This will relieve the concentrated condition of the solution at the site by withdrawing LiOH in forming LiFeO and supplying water.

This reversible reaction limits the concentration of LiOH achievable at the corrosion site to the neighborhood of 1%, the equilibrium concentration for this re action, for as soon as this concentration is exceeded the LiOH will be used up and water Will be generated by the reaction going to the right. The existence of the LiFeO is transitory however, because as this reaction proceeds to the right, the water generated in the reaction reduces the LiOH concentration to below the equilibrium value and the reaction then proceeds to the left. This equilibrium concentration of LiOH in the solution at the corrosion site is so low as not to allow the development of pitting at the site.

The method of the invention may be practiced with benefit of the foregoing advantages in the operation of steam generators at high pressures which may range from a low of around 350 psi. to a median of about 1400 to 1500 psi. and higher. The only limitation on securing the advantages which may be derived from the use of lithium hydroxide in alkalizing the boiler water is that of structural design of the steam generator to withstand desired high operating pressures.

&

Since various changes and modifications may be made in the practice of the invention without departing from the spirit or scope thereof, it is not intended to be limited except as may be required by the appended claims.

What is claimed is:

1. In the operation of a steam generator at high pressures of at least 350 p.s.i. in which the steam is produced by contacting the water with a heated steel surface, the improvement which comprises operating said steam generator at said high pressures with boiler feed Water which is alka lized with lithium hydroxide in solution therein to a pH in the range of 9 to 13.

2. In the operation of a steam generator at high pressure of at least 350 psi. which the steam is produced by contacting the water with heated steel surface, the iirrprovement which comprises operating said steam genera-tor at said high pressures with boiler feed water which is alkalized with lithium hydroxide in solution therein to a pH of about 10 to 11.

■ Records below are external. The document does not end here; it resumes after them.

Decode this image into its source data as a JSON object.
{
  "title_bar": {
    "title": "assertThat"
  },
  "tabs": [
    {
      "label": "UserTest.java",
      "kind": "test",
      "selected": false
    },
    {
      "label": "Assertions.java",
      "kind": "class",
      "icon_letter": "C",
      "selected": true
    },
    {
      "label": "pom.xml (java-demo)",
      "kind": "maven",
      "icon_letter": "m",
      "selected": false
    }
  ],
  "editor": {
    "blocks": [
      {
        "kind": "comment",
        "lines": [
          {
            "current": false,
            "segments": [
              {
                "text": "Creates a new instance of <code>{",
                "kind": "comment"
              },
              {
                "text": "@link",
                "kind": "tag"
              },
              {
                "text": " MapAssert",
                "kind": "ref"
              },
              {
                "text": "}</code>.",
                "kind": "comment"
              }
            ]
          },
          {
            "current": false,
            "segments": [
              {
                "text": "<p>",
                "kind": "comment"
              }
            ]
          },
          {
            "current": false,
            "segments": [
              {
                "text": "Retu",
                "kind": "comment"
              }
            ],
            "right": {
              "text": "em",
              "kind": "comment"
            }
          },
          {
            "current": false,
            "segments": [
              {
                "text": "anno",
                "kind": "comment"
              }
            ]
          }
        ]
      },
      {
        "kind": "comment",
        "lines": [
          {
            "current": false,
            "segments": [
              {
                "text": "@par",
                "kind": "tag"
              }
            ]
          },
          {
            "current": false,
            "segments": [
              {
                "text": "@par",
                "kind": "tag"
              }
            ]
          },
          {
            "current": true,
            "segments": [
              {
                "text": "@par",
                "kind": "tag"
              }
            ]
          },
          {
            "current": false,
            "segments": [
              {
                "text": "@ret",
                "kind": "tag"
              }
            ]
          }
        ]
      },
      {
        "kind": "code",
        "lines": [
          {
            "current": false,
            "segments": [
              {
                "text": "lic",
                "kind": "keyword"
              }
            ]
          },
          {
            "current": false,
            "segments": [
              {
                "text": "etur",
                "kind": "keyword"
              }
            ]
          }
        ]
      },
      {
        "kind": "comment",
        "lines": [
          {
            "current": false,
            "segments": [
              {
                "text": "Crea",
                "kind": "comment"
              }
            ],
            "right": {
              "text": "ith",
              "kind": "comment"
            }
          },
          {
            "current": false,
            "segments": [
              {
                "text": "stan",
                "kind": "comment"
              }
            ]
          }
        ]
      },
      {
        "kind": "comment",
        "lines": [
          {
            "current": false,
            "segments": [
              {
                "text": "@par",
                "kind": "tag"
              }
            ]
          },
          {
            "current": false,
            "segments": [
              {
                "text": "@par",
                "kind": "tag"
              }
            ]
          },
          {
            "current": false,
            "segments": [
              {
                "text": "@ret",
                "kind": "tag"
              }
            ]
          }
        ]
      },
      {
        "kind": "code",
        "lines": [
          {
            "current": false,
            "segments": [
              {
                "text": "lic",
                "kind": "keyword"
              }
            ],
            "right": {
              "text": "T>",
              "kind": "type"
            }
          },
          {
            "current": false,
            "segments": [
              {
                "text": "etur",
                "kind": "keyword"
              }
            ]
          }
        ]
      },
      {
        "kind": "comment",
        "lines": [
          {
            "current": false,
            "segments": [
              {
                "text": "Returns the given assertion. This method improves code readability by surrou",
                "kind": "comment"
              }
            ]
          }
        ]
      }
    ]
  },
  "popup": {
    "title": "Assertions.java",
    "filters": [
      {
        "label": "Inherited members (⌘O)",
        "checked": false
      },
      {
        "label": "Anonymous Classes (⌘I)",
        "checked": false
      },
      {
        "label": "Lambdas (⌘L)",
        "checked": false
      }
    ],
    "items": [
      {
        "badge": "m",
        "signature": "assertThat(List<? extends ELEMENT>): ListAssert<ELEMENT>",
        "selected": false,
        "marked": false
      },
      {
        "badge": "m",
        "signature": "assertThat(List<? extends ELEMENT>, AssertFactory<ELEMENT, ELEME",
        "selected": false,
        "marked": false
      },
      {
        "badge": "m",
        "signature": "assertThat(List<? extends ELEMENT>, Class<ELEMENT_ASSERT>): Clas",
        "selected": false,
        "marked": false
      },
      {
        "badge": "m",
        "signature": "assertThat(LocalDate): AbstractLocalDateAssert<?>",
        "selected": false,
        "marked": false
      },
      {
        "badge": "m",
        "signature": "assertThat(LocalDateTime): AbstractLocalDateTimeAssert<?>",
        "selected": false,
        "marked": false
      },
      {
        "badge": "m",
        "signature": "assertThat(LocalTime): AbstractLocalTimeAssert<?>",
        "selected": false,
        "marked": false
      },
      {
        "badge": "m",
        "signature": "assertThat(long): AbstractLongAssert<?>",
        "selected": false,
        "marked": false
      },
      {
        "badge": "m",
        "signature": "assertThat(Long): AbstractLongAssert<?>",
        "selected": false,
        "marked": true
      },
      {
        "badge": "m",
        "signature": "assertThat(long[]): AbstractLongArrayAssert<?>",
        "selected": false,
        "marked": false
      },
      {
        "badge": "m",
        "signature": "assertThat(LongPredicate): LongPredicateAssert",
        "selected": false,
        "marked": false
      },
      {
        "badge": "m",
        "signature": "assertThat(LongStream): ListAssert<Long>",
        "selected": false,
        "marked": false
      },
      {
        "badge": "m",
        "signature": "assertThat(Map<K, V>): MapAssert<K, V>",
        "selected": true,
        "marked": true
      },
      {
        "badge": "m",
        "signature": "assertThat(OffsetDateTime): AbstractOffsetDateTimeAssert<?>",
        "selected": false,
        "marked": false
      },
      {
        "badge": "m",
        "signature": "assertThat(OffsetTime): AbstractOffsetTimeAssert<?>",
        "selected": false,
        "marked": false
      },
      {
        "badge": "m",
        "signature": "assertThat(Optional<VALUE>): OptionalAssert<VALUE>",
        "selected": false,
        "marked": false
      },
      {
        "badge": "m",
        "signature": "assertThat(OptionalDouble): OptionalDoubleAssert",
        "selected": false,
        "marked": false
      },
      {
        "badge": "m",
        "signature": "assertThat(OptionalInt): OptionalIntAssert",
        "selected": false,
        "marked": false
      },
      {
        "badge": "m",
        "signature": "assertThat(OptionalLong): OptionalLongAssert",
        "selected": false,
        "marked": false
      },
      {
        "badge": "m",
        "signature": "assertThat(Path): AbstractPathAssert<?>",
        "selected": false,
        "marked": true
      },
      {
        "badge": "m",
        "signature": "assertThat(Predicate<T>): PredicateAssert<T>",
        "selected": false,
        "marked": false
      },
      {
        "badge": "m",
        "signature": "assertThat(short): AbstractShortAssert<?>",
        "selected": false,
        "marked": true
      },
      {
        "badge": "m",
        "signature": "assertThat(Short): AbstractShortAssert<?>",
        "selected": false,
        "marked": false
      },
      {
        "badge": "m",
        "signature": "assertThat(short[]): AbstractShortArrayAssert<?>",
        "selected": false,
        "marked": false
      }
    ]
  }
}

References Cited by the Examiner UNITED STATES PATENTS 2,755,170 7/56 Stubblefield et a1. 2l2.7 X

PERCY L. PATRICK, Primary Examiner.

FREDERICK KETTERER, Examiner.

Patent Citations
Cited PatentFiling datePublication dateApplicantTitle
US2755170 *May 29, 1953Jul 17, 1956Servel IncCorrosion inhibitor
Referenced by
Citing PatentFiling datePublication dateApplicantTitle
US3356073 *Jun 30, 1966Dec 5, 1967Bloom Mortimer CMethod of operating high pressure steam generators
US3400022 *Feb 17, 1967Sep 3, 1968Hitachi LtdMethod for the protection of internal surfaces of the tubes for high-temperature, high-pressure boilers from corrosion
US3971628 *Nov 21, 1974Jul 27, 1976Aminkemi AbMethod for inhibiting rust formation on iron-containing articles
US4364900 *May 17, 1978Dec 21, 1982Atomic Energy Of Canada LimitedDeposit suppression in the core of water-cooled nuclear reactors
Classifications
U.S. Classification122/379, 134/2, 134/22.17, 422/11
International ClassificationF28F19/00
Cooperative ClassificationF28F19/00
European ClassificationF28F19/00